Buddhadasa Bhikkhu entered a monastery in 1926, moving to Bangkok from his southern Thai home and beginning the study of Buddhism and Pali. After six years studying, however, he grew disgusted with the noise and filth of the city, and decided that in order to really understand the dhamma he would need to live in harmony with nature. He moved back to the south and established a Buddhist community and centre for the study of the dhamma which he named Suan Mokkhabalarama, "The Grove of the Powers of Liberation", though it is more commonly known as Suan Mokkh. There he set about extensive research into the Pali canon, especially the Sutta Pitaka, working to establish what he called "pristine Buddhism" unpolluted by commentary, ritual, or politics. He also undertook intensive practice of vipassana (insight) meditation. His modest goal was to produce a complete set of references for present and future research and practice.
At the heart of Buddhadasa Bhikkhu's teachings is the simple Buddhist message that one much give up the "I" and "mine" that produce attachment and suffering.
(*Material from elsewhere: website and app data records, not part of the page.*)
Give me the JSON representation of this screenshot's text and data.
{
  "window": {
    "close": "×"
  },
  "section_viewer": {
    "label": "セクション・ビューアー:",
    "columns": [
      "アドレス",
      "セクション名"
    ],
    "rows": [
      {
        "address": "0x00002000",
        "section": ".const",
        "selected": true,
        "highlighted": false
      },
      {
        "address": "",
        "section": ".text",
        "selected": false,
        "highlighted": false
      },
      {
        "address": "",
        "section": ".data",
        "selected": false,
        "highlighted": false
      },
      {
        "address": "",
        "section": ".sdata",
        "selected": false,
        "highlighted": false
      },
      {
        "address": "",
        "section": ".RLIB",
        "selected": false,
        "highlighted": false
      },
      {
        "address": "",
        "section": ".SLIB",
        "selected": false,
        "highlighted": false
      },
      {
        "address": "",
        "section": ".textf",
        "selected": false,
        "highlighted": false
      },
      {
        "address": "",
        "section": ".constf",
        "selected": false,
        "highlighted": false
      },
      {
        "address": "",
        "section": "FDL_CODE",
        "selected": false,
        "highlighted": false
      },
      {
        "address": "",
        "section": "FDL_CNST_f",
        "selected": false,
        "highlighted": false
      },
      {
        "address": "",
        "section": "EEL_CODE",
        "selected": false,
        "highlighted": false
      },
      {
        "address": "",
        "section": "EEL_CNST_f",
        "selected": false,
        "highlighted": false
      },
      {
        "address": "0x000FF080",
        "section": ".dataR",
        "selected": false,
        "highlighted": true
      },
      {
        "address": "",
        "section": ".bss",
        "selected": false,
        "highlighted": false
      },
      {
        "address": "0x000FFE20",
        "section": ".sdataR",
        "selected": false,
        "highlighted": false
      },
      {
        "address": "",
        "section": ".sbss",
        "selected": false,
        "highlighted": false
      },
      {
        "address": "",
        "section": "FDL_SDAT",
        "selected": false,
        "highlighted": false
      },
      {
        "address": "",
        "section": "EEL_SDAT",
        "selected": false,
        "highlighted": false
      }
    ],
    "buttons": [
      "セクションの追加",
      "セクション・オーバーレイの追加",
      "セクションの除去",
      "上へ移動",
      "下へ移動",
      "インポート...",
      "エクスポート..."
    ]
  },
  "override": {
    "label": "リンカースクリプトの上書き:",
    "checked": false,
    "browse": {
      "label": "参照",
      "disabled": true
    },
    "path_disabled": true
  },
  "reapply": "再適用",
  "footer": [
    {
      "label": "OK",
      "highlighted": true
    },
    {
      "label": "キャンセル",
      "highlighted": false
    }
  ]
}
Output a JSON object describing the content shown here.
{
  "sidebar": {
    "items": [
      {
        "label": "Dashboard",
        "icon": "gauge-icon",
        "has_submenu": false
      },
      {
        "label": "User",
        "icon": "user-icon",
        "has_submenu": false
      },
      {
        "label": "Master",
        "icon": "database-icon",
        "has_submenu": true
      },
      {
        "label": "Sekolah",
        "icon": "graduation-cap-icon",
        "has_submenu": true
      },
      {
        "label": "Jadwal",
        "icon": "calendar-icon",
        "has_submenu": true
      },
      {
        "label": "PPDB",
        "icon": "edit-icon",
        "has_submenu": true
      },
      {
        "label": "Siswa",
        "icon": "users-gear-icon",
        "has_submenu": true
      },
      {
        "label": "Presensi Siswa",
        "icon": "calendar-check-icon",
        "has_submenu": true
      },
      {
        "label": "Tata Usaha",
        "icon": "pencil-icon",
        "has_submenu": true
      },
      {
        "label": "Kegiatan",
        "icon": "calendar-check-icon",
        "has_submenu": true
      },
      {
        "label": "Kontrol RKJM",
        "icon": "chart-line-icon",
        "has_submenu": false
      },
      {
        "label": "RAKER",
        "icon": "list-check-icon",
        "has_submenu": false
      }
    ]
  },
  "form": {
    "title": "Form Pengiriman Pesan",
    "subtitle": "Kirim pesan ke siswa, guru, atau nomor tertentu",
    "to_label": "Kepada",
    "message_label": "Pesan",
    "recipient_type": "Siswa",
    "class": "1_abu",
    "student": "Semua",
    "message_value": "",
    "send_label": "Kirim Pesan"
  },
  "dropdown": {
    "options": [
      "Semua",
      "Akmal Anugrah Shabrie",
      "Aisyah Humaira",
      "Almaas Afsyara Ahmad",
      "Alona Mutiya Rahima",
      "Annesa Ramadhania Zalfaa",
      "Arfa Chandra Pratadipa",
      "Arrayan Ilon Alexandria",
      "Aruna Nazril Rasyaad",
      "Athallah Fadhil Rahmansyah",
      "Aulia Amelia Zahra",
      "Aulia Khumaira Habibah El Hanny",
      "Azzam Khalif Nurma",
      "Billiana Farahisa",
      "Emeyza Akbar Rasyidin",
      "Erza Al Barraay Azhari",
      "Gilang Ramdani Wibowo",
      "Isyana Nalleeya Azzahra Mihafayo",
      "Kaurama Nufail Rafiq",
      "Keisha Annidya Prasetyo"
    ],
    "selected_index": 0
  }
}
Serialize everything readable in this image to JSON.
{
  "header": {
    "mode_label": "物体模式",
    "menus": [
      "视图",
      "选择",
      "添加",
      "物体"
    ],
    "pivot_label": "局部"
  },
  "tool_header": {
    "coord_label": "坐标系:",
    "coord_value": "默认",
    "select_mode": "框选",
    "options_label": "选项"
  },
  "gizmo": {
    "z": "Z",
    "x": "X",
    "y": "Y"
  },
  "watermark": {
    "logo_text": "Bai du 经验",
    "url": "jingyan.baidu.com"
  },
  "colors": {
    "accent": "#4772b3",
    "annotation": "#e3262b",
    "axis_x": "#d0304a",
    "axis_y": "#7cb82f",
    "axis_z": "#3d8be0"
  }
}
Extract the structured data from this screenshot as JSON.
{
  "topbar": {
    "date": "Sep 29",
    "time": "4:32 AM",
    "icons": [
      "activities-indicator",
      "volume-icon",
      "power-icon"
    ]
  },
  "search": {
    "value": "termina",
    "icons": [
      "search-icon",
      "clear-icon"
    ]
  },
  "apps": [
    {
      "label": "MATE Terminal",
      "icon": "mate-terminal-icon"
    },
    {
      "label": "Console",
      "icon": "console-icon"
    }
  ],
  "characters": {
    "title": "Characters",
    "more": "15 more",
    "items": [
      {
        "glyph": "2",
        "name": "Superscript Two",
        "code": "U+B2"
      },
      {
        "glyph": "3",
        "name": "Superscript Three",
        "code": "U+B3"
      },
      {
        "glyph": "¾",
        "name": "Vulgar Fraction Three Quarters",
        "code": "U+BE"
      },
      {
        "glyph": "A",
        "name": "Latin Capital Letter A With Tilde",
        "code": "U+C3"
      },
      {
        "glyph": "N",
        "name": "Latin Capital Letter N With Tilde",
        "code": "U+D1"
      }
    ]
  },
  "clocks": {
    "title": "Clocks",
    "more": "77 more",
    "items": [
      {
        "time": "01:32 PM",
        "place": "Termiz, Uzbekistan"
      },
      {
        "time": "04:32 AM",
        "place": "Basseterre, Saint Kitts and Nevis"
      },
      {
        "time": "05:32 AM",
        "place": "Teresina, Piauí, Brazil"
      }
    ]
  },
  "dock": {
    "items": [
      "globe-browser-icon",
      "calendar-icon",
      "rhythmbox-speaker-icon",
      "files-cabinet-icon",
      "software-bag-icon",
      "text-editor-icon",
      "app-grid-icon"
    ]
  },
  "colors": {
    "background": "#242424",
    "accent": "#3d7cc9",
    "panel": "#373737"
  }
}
But he also adopted a pro-environmentalist, anti-materialist stance that did not endear him to the leaders of the Thai state, though it did attract those disaffected with the rapidly modernizing kingdom to him.
In the 1970s Thailand faced some rough times. Two student-led revolts in Bangkok led to hundreds, perhaps thousands, of people being shot, and many more fleeing to the jungle to join the outlawed Communist Party. Official hysteria over communism reached a peak at this time, and Buddhadasa Bhikkhu's unashamed promulgation of what he called Dhammic Socialism led to his being denounced as a communist.
All through his life he was a figure of controversy, celebrated by some, reviled by others.
Buddhadasa Bhikkhu became better known outside Thailand when he began to champion inter-religious cooperation, and argued for the acceptance of farang - foreigners - into his community to be taught the dhamma. He supported teaching and ordination of women, though there is no extant order of bhikkhuni in any Theravada Buddhist country.
Buddhadhasa Bhikkhu wrote many books and received five honorary doctorates from Thai universities, even though his formal education only went as far as ninth grade and beginning Pali studies.
If you want to know more about Buddhadhasa Bhikkhu and Suan Mokkh, visit
There's a copy of one of his books, Handbook for Mankind, online at